Extracted entries
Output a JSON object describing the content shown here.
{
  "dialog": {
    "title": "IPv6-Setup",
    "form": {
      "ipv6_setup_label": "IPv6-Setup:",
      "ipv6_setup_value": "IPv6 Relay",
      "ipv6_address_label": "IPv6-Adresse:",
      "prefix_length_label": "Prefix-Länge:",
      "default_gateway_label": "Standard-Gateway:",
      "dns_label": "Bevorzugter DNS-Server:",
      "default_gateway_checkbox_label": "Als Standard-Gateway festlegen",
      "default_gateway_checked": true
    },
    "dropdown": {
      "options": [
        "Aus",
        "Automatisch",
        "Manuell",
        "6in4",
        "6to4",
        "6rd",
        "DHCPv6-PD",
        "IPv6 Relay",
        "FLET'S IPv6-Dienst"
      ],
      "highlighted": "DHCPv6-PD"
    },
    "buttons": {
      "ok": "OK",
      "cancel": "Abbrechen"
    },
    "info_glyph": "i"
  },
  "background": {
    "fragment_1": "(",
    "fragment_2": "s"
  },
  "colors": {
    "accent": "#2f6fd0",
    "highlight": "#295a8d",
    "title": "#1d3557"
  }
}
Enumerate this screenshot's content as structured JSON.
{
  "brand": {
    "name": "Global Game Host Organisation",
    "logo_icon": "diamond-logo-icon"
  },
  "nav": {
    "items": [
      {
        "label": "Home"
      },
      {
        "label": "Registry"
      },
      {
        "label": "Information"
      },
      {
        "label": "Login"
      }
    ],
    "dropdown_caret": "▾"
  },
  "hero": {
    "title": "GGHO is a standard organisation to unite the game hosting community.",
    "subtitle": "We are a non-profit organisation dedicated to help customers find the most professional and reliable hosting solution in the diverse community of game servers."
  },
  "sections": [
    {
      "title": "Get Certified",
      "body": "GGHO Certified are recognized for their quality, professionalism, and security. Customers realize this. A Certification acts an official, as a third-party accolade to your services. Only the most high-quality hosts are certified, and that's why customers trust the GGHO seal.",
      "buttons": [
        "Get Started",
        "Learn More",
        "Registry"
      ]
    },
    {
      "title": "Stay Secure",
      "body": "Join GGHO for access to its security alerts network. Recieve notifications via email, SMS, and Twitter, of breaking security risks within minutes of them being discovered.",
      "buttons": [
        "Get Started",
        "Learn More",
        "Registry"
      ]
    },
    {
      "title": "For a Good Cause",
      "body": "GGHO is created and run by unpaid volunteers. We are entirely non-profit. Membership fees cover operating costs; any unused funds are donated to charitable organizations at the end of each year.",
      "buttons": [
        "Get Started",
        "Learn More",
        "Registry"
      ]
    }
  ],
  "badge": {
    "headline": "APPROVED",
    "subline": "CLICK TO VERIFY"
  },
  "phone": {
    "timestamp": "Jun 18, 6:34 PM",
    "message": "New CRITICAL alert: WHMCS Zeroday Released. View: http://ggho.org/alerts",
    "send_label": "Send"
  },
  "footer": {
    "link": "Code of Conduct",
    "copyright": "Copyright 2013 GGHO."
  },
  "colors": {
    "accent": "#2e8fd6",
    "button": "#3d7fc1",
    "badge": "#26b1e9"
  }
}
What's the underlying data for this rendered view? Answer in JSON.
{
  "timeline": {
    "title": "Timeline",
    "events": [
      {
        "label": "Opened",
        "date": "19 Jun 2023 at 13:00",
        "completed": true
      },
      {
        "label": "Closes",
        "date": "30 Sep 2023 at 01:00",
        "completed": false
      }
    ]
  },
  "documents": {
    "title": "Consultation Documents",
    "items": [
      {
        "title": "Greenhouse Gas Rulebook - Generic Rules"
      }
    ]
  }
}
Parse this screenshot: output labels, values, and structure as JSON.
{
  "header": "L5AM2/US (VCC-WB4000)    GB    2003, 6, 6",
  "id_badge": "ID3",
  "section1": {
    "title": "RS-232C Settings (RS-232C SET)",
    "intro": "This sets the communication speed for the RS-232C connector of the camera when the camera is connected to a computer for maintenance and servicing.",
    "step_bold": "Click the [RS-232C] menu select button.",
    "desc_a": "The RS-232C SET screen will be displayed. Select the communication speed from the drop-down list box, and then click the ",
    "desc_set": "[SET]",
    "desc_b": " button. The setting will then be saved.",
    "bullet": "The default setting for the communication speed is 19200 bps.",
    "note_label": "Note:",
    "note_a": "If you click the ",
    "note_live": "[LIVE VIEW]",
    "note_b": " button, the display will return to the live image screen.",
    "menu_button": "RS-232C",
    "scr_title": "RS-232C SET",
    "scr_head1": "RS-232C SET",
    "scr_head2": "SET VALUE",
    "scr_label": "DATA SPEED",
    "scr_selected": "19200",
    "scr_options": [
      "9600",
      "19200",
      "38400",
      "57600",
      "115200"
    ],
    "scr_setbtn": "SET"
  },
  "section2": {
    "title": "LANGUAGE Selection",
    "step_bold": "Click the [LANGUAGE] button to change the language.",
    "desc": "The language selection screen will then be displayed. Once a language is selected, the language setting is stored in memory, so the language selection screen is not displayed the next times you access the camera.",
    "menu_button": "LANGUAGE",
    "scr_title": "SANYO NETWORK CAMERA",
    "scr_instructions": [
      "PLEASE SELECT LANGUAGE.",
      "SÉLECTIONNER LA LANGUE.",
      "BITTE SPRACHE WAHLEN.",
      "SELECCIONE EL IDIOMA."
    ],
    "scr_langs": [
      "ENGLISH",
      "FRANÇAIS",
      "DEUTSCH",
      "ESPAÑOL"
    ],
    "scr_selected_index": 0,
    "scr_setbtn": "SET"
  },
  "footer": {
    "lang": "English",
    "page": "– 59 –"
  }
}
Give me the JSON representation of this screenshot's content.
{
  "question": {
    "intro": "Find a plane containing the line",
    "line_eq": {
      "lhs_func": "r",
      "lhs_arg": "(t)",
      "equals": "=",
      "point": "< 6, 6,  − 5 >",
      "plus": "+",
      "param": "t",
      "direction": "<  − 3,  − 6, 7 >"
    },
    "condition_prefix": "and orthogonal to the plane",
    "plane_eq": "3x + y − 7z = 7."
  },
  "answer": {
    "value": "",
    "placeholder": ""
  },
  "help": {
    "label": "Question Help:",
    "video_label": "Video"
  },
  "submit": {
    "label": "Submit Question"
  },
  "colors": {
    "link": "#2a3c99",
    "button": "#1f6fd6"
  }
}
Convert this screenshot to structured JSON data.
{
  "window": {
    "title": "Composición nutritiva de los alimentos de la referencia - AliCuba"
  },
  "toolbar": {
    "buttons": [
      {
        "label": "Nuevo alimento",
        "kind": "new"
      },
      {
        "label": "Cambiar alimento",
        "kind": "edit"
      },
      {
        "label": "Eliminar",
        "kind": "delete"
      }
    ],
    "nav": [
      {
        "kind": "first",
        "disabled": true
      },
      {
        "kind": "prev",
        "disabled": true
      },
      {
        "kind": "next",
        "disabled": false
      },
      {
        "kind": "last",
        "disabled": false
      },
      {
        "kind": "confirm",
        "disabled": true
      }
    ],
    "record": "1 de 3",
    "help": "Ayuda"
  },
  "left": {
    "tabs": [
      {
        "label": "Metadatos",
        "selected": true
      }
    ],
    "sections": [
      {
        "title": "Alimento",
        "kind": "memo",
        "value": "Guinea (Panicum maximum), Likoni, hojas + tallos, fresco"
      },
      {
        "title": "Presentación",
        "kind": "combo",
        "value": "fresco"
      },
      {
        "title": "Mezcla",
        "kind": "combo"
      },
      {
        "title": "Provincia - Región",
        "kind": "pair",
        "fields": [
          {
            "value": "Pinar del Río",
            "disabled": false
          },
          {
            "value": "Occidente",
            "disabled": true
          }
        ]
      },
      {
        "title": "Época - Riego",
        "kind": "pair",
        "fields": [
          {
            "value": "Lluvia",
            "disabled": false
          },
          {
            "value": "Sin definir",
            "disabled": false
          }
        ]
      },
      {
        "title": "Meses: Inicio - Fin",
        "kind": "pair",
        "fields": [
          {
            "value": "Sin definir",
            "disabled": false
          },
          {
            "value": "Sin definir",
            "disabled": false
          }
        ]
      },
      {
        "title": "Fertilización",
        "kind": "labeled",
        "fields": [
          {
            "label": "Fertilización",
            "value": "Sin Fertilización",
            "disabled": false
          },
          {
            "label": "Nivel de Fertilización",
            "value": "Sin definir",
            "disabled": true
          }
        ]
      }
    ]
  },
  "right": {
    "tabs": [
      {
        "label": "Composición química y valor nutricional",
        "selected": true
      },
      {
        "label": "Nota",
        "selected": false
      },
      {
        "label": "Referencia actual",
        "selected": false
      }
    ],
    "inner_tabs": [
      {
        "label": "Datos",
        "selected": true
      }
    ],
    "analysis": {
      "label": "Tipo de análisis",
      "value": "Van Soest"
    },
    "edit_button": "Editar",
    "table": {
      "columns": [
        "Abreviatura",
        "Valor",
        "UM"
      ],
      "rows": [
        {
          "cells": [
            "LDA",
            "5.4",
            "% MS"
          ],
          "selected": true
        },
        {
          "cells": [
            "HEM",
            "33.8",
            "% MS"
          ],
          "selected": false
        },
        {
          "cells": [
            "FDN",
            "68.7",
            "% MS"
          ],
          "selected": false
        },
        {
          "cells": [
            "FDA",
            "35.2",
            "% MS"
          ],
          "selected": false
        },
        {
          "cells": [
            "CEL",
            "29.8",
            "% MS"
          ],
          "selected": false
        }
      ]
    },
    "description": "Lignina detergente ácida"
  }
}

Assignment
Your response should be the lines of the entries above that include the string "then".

Response
    "desc_a": "The RS-232C SET screen will be displayed. Select the communication speed from the drop-down list box, and then click the ",
    "desc_b": " button. The setting will then be saved.",
    "desc": "The language selection screen will then be displayed. Once a language is selected, the language setting is stored in memory, so the language selection screen is not displayed the next times you access the camera.",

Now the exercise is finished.